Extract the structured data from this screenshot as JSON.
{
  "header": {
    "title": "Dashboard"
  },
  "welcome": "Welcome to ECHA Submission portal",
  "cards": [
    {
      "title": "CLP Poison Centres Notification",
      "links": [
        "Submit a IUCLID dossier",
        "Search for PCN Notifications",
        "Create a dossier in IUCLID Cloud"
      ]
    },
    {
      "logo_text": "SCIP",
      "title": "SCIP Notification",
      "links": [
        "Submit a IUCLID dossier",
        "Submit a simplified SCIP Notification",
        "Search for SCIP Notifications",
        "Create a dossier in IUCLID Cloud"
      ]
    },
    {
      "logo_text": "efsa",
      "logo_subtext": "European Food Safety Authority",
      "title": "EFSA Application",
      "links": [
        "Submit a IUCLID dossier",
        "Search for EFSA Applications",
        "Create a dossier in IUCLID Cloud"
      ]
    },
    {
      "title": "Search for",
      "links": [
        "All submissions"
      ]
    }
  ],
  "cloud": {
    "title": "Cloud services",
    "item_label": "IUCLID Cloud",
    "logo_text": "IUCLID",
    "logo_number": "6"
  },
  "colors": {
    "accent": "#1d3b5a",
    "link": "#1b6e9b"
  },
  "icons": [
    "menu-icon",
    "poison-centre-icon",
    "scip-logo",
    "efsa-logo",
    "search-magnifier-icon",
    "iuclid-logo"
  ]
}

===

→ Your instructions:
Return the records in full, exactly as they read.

→ Output of the task:
Extract the structured data from this screenshot as JSON.
{
  "header": {
    "title": "Dashboard"
  },
  "welcome": "Welcome to ECHA Submission portal",
  "cards": [
    {
      "title": "CLP Poison Centres Notification",
      "links": [
        "Submit a IUCLID dossier",
        "Search for PCN Notifications",
        "Create a dossier in IUCLID Cloud"
      ]
    },
    {
      "logo_text": "SCIP",
      "title": "SCIP Notification",
      "links": [
        "Submit a IUCLID dossier",
        "Submit a simplified SCIP Notification",
        "Search for SCIP Notifications",
        "Create a dossier in IUCLID Cloud"
      ]
    },
    {
      "logo_text": "efsa",
      "logo_subtext": "European Food Safety Authority",
      "title": "EFSA Application",
      "links": [
        "Submit a IUCLID dossier",
        "Search for EFSA Applications",
        "Create a dossier in IUCLID Cloud"
      ]
    },
    {
      "title": "Search for",
      "links": [
        "All submissions"
      ]
    }
  ],
  "cloud": {
    "title": "Cloud services",
    "item_label": "IUCLID Cloud",
    "logo_text": "IUCLID",
    "logo_number": "6"
  },
  "colors": {
    "accent": "#1d3b5a",
    "link": "#1b6e9b"
  },
  "icons": [
    "menu-icon",
    "poison-centre-icon",
    "scip-logo",
    "efsa-logo",
    "search-magnifier-icon",
    "iuclid-logo"
  ]
}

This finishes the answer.